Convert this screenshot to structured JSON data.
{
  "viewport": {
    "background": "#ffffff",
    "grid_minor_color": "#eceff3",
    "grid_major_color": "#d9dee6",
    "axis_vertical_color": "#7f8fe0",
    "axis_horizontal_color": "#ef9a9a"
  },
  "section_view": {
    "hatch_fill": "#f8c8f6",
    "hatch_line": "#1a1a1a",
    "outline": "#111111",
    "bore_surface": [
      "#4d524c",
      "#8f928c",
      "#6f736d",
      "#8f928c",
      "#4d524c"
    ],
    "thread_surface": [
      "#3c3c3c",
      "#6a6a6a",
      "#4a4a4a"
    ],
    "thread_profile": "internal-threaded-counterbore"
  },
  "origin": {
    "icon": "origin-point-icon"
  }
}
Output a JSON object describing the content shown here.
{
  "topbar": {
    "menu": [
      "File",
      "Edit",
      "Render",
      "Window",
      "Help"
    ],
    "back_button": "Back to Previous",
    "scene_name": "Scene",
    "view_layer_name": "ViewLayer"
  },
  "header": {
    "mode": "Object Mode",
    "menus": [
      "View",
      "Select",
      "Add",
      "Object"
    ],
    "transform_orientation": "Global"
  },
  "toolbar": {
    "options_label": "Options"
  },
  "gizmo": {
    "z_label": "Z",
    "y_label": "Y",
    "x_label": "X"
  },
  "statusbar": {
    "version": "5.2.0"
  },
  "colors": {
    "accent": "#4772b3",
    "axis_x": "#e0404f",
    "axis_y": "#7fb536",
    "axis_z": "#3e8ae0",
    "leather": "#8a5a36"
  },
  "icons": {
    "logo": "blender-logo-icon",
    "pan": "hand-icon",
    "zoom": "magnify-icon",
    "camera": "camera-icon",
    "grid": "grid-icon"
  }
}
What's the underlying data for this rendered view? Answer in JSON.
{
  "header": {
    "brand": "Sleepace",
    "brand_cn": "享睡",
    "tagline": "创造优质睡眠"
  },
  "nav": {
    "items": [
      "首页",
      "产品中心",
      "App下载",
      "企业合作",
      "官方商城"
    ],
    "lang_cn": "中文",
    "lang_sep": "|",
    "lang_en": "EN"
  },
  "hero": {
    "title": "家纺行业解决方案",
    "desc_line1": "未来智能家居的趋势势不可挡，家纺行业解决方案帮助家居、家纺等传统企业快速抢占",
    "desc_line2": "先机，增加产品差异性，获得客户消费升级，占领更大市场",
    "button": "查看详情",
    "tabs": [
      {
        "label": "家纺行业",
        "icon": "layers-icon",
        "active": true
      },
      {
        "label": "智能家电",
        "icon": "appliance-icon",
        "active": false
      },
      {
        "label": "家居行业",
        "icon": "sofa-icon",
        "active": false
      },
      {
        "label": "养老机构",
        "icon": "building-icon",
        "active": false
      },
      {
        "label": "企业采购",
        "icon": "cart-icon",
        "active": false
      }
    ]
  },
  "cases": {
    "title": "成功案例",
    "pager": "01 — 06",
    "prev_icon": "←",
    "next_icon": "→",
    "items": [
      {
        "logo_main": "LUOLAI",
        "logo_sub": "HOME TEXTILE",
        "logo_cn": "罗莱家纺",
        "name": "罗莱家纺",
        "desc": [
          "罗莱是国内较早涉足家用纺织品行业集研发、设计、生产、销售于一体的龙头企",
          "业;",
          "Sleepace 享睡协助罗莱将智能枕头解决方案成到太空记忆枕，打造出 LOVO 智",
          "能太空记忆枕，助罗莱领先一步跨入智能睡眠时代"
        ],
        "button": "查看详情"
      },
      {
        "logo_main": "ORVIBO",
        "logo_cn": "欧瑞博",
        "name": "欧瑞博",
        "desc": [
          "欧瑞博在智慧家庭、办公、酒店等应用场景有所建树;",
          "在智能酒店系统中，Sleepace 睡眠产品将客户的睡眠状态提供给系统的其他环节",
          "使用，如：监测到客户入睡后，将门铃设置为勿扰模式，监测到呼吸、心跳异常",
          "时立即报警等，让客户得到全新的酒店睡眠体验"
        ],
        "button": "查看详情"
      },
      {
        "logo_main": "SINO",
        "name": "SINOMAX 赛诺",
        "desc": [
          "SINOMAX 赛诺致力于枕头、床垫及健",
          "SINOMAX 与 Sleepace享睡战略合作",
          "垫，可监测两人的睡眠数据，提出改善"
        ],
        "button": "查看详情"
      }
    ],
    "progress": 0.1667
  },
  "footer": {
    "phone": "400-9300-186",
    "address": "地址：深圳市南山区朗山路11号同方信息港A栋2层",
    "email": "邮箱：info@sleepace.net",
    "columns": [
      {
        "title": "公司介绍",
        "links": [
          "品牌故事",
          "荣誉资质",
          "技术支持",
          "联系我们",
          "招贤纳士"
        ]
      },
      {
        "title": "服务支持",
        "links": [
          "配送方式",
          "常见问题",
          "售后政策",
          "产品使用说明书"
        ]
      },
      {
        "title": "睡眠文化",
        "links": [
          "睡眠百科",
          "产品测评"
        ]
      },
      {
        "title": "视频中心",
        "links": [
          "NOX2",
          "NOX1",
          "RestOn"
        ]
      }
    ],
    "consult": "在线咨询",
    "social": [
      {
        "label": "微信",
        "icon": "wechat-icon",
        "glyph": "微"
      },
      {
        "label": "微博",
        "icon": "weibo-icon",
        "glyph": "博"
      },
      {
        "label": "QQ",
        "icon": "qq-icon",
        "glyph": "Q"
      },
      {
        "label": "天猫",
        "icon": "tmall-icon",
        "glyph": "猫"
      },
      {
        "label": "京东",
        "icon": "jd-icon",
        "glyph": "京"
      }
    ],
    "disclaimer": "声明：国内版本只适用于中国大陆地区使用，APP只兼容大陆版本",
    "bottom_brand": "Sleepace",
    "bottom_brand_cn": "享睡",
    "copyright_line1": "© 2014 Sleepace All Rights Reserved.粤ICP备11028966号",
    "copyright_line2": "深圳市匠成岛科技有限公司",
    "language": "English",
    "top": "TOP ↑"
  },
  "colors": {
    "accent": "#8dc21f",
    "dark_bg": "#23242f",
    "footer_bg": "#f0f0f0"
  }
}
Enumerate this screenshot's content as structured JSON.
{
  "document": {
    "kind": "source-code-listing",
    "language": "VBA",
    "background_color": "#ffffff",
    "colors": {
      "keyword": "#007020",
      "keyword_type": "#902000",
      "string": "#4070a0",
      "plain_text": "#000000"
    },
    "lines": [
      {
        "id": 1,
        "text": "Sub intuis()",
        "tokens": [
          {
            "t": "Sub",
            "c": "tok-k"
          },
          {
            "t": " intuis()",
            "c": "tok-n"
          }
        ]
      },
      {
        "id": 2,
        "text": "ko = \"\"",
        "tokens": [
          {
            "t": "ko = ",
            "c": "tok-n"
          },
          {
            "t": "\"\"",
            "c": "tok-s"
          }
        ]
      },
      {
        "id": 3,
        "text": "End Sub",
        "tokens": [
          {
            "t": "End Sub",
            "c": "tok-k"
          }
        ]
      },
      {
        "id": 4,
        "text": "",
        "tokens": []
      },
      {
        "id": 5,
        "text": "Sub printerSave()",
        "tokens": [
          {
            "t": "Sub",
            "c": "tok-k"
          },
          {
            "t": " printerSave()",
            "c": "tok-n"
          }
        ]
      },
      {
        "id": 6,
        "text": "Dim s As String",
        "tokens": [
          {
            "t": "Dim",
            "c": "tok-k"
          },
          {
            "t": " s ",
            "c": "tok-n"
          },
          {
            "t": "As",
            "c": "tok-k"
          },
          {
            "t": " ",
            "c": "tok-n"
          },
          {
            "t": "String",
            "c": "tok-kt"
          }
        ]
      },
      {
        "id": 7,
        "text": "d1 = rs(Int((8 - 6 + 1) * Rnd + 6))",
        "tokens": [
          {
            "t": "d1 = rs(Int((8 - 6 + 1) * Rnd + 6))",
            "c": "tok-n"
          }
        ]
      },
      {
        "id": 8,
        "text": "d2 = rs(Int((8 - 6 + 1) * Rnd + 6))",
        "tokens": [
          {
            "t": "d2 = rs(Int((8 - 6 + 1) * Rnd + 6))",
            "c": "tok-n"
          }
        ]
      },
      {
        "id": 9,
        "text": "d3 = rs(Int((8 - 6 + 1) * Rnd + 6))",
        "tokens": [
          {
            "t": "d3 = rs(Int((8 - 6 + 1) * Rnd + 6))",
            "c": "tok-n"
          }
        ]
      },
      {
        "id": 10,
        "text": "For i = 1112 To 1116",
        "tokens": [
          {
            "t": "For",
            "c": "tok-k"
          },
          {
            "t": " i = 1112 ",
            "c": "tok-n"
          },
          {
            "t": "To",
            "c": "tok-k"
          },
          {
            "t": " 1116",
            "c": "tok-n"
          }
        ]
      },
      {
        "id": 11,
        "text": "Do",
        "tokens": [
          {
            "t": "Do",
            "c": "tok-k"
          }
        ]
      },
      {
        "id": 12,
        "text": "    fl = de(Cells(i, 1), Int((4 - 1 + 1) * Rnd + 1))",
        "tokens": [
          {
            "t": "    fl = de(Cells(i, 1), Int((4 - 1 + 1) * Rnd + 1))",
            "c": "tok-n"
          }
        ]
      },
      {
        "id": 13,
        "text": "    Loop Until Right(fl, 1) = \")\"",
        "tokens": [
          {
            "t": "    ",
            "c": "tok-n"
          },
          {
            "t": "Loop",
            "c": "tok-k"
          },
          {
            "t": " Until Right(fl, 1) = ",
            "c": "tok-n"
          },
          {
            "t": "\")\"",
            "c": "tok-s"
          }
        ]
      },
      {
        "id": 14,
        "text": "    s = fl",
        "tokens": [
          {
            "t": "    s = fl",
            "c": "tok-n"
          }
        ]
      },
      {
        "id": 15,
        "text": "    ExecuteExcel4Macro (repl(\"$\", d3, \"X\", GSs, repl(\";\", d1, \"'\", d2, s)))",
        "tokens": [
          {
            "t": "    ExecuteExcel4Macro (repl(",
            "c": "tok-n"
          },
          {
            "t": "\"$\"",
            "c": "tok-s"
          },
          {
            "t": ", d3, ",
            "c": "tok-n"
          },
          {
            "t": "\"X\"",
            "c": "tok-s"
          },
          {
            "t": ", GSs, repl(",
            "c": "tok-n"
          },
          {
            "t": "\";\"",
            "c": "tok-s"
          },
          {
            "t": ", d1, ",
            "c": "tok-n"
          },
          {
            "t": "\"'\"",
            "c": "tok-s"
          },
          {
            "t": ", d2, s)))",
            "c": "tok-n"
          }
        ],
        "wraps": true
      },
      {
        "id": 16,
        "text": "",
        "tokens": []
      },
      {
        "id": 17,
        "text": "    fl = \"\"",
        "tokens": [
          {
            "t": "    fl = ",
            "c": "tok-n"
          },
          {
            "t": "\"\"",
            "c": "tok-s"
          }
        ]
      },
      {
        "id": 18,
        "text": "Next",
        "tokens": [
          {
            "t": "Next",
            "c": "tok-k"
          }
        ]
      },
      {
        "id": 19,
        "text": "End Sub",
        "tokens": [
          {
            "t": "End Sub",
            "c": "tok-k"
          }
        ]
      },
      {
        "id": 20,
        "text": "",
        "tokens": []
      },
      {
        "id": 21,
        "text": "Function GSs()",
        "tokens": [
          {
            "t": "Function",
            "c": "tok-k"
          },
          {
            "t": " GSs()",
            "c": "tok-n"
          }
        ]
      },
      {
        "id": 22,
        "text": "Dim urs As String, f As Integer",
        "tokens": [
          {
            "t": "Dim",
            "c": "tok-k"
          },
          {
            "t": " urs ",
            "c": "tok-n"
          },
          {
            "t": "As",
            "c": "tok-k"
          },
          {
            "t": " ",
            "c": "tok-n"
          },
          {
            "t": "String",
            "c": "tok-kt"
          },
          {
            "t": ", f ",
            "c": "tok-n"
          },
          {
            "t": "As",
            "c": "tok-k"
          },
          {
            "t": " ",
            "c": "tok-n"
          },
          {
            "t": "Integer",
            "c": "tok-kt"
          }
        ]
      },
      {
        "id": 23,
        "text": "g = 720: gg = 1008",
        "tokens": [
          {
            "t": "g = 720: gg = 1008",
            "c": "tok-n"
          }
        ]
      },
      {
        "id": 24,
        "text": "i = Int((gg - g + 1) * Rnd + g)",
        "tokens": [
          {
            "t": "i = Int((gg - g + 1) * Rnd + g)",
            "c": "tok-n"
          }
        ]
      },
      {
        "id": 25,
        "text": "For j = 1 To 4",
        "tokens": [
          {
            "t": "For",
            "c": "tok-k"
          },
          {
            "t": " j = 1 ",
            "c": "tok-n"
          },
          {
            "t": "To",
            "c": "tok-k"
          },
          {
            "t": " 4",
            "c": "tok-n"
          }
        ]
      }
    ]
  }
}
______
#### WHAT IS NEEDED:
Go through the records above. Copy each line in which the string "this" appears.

#### SOLUTION:
Convert this screenshot to structured JSON data.
What's the underlying data for this rendered view? Answer in JSON.
Enumerate this screenshot's content as structured JSON.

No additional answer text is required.